● Take care of yourself. Eat healthy, get enough sleep and exercise regularly. It's easy to neglect yourself when you're dealing with grief or loss, but this will only make things worse!
● Be patient with yourself. Don't put pressure on yourself to be able to handle everything right away; give yourself time to heal and adjust.
● Allow yourself to feel your emotions--the good ones as well as the bad ones. Don't try so hard not to cry; instead, let yourself cry if it helps you heal more quickly!
● Talking about your feelings with friends or family members
● Going on walks outside in nature (if possible)
● Writing down your thoughts and feelings in a journal or blog pos
Ketamine therapy has shown promising potential in helping individuals navigate the complexities of grief and loss, although it's important to note that ketamine is not yet FDA approved for this specific purpose. The unique pharmacological properties of ketamine, when administered in a controlled and therapeutic setting, can facilitate profound psychological shifts and provide temporary relief from the emotional burden of grief. By targeting the brain's glutamate receptors, ketamine may help to restore neuroplasticity and enhance mood regulation. It has been observed that ketamine therapy can promote a sense of dissociation from distressing thoughts and emotions, allowing individuals to explore their grief from a more detached and introspective perspective.
Additionally, ketamine's rapid onset of action may provide immediate relief, temporarily alleviating symptoms of depression and anxiety associated with grief. It is crucial, however, to consult with a qualified healthcare professional to thoroughly understand the potential risks and benefits of ketamine therapy for grief management.
Grief and loss are deeply personal experiences that can have a profound impact on individuals' emotional well-being. While there is no one-size-fits-all approach to healing, there are strategies that can support the grieving process. First and foremost, allowing oneself to grieve authentically and without judgment is essential. Expressing emotions, seeking support from loved ones or support groups, and engaging in self-care practices such as exercise, meditation, and journaling can all contribute to healing.
Therapy, including modalities like Ketamine Therapy, Cognitive-Behavioral Therapy (CBT),
Acceptance and Commitment Therapy (ACT), or Eye Movement Desensitization and
Reprocessing (EMDR), can provide a safe space for processing emotions and working through complex grief. Additionally, exploring creative outlets like art or writing can be cathartic. Ultimately, healing from grief and loss takes time, and it is important to be patient and compassionate with oneself throughout the journey. Every individual's healing process is unique, and it's crucial to find strategies and support systems that resonate with one's own needs and values.

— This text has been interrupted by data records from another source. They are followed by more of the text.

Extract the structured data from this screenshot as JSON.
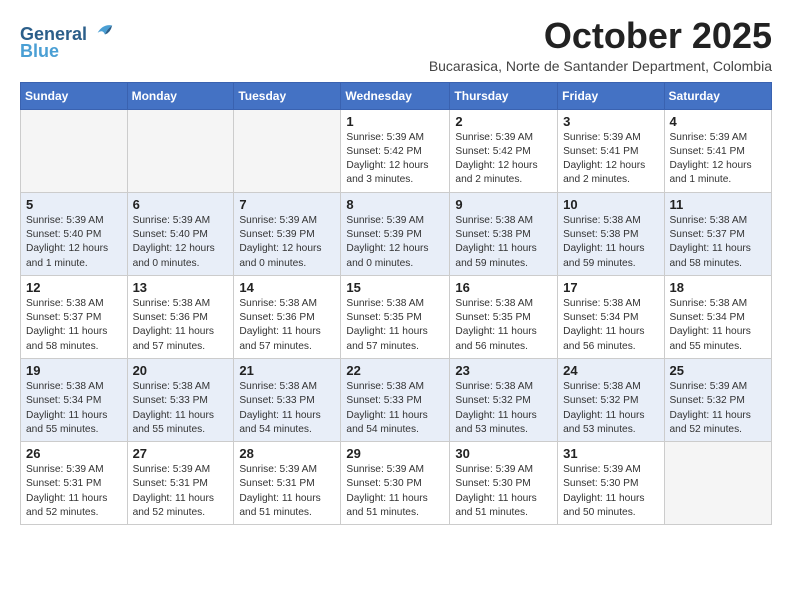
{
  "header": {
    "logo_line1": "General",
    "logo_line2": "Blue",
    "month": "October 2025",
    "location": "Bucarasica, Norte de Santander Department, Colombia"
  },
  "days_of_week": [
    "Sunday",
    "Monday",
    "Tuesday",
    "Wednesday",
    "Thursday",
    "Friday",
    "Saturday"
  ],
  "weeks": [
    [
      {
        "day": "",
        "info": ""
      },
      {
        "day": "",
        "info": ""
      },
      {
        "day": "",
        "info": ""
      },
      {
        "day": "1",
        "info": "Sunrise: 5:39 AM\nSunset: 5:42 PM\nDaylight: 12 hours\nand 3 minutes."
      },
      {
        "day": "2",
        "info": "Sunrise: 5:39 AM\nSunset: 5:42 PM\nDaylight: 12 hours\nand 2 minutes."
      },
      {
        "day": "3",
        "info": "Sunrise: 5:39 AM\nSunset: 5:41 PM\nDaylight: 12 hours\nand 2 minutes."
      },
      {
        "day": "4",
        "info": "Sunrise: 5:39 AM\nSunset: 5:41 PM\nDaylight: 12 hours\nand 1 minute."
      }
    ],
    [
      {
        "day": "5",
        "info": "Sunrise: 5:39 AM\nSunset: 5:40 PM\nDaylight: 12 hours\nand 1 minute."
      },
      {
        "day": "6",
        "info": "Sunrise: 5:39 AM\nSunset: 5:40 PM\nDaylight: 12 hours\nand 0 minutes."
      },
      {
        "day": "7",
        "info": "Sunrise: 5:39 AM\nSunset: 5:39 PM\nDaylight: 12 hours\nand 0 minutes."
      },
      {
        "day": "8",
        "info": "Sunrise: 5:39 AM\nSunset: 5:39 PM\nDaylight: 12 hours\nand 0 minutes."
      },
      {
        "day": "9",
        "info": "Sunrise: 5:38 AM\nSunset: 5:38 PM\nDaylight: 11 hours\nand 59 minutes."
      },
      {
        "day": "10",
        "info": "Sunrise: 5:38 AM\nSunset: 5:38 PM\nDaylight: 11 hours\nand 59 minutes."
      },
      {
        "day": "11",
        "info": "Sunrise: 5:38 AM\nSunset: 5:37 PM\nDaylight: 11 hours\nand 58 minutes."
      }
    ],
    [
      {
        "day": "12",
        "info": "Sunrise: 5:38 AM\nSunset: 5:37 PM\nDaylight: 11 hours\nand 58 minutes."
      },
      {
        "day": "13",
        "info": "Sunrise: 5:38 AM\nSunset: 5:36 PM\nDaylight: 11 hours\nand 57 minutes."
      },
      {
        "day": "14",
        "info": "Sunrise: 5:38 AM\nSunset: 5:36 PM\nDaylight: 11 hours\nand 57 minutes."
      },
      {
        "day": "15",
        "info": "Sunrise: 5:38 AM\nSunset: 5:35 PM\nDaylight: 11 hours\nand 57 minutes."
      },
      {
        "day": "16",
        "info": "Sunrise: 5:38 AM\nSunset: 5:35 PM\nDaylight: 11 hours\nand 56 minutes."
      },
      {
        "day": "17",
        "info": "Sunrise: 5:38 AM\nSunset: 5:34 PM\nDaylight: 11 hours\nand 56 minutes."
      },
      {
        "day": "18",
        "info": "Sunrise: 5:38 AM\nSunset: 5:34 PM\nDaylight: 11 hours\nand 55 minutes."
      }
    ],
    [
      {
        "day": "19",
        "info": "Sunrise: 5:38 AM\nSunset: 5:34 PM\nDaylight: 11 hours\nand 55 minutes."
      },
      {
        "day": "20",
        "info": "Sunrise: 5:38 AM\nSunset: 5:33 PM\nDaylight: 11 hours\nand 55 minutes."
      },
      {
        "day": "21",
        "info": "Sunrise: 5:38 AM\nSunset: 5:33 PM\nDaylight: 11 hours\nand 54 minutes."
      },
      {
        "day": "22",
        "info": "Sunrise: 5:38 AM\nSunset: 5:33 PM\nDaylight: 11 hours\nand 54 minutes."
      },
      {
        "day": "23",
        "info": "Sunrise: 5:38 AM\nSunset: 5:32 PM\nDaylight: 11 hours\nand 53 minutes."
      },
      {
        "day": "24",
        "info": "Sunrise: 5:38 AM\nSunset: 5:32 PM\nDaylight: 11 hours\nand 53 minutes."
      },
      {
        "day": "25",
        "info": "Sunrise: 5:39 AM\nSunset: 5:32 PM\nDaylight: 11 hours\nand 52 minutes."
      }
    ],
    [
      {
        "day": "26",
        "info": "Sunrise: 5:39 AM\nSunset: 5:31 PM\nDaylight: 11 hours\nand 52 minutes."
      },
      {
        "day": "27",
        "info": "Sunrise: 5:39 AM\nSunset: 5:31 PM\nDaylight: 11 hours\nand 52 minutes."
      },
      {
        "day": "28",
        "info": "Sunrise: 5:39 AM\nSunset: 5:31 PM\nDaylight: 11 hours\nand 51 minutes."
      },
      {
        "day": "29",
        "info": "Sunrise: 5:39 AM\nSunset: 5:30 PM\nDaylight: 11 hours\nand 51 minutes."
      },
      {
        "day": "30",
        "info": "Sunrise: 5:39 AM\nSunset: 5:30 PM\nDaylight: 11 hours\nand 51 minutes."
      },
      {
        "day": "31",
        "info": "Sunrise: 5:39 AM\nSunset: 5:30 PM\nDaylight: 11 hours\nand 50 minutes."
      },
      {
        "day": "",
        "info": ""
      }
    ]
  ]
}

This blog is not medical advice or therapeutic advice but general knowledge to help you get the most out of your experiences with psychedelic therapy. At-home psychedelic therapy sessions with generic ketamine may be prescribed "off-label" for suitable candidates as an alternative pathway. Over the last two decades, research suggests that ketamine may be able to safely and effectively improve many treatment-resistant conditions. A form of ketamine, Esketamine (Spravato), is an FDA-approved medication for depression. Spravato treatments are only available in-person in our office. Our at-home programs include therapeutic guidance, safety protocols, breathwork, virtual treatment preparation and 1-on-1 integration coaching to get the most out of your sessions.
Learn about At-home ketamine therapy: Lozenges (Troches) or Rapid Dissolve Tablets (RDT)?
Learn about Understanding and Coping with PTSD: Tools for Recovery and the Role of Ketamine Therapy.
Learn about 10 Tips for Reducing Stress and Anxiety: How Ketamine Therapy Offers Relief and Hope.
Learn about The Art of Journaling: A Journey Within.
Learn about Unlocking the Future of Mental Health: The Benefits of At-Home Ketamine Therapy and Telehealth.